What the exercise asks | Lines containing the word "Appointment" in the data below: say how many, with no other text.

Dataset rows describing interfaces |
=== Begin Enclosure ===
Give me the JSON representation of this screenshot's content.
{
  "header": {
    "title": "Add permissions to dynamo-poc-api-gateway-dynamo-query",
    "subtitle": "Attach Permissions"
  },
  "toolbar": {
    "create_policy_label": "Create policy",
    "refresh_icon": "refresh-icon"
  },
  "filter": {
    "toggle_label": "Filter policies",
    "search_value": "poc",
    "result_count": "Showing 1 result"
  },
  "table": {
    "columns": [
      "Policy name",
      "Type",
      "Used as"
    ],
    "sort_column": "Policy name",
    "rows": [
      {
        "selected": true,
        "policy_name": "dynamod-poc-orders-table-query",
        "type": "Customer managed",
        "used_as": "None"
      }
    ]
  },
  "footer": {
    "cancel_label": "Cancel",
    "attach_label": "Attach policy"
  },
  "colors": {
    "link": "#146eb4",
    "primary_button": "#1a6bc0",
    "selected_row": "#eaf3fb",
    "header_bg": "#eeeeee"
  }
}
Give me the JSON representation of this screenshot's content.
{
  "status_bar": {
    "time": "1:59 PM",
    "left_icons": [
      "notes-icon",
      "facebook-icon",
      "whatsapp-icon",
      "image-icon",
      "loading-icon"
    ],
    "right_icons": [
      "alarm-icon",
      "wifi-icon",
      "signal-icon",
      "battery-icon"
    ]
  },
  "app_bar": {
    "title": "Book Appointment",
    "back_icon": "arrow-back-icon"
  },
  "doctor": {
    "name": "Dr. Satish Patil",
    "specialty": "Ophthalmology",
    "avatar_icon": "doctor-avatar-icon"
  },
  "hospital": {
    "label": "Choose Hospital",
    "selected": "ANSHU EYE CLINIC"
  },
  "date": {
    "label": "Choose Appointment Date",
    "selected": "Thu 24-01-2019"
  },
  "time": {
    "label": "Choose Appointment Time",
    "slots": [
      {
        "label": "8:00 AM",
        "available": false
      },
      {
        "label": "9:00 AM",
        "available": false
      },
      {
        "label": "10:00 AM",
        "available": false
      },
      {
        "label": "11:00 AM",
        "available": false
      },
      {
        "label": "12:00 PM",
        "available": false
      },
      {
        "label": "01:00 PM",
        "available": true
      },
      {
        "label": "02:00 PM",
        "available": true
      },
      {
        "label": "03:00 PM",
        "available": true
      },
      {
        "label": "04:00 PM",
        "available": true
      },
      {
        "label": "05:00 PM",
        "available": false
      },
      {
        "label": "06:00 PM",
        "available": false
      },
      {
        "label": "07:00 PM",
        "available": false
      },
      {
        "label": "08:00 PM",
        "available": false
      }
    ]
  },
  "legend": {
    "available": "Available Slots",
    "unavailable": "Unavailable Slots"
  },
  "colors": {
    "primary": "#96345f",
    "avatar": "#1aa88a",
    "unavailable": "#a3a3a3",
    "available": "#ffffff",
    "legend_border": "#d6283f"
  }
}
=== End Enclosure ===
Exercise response | 3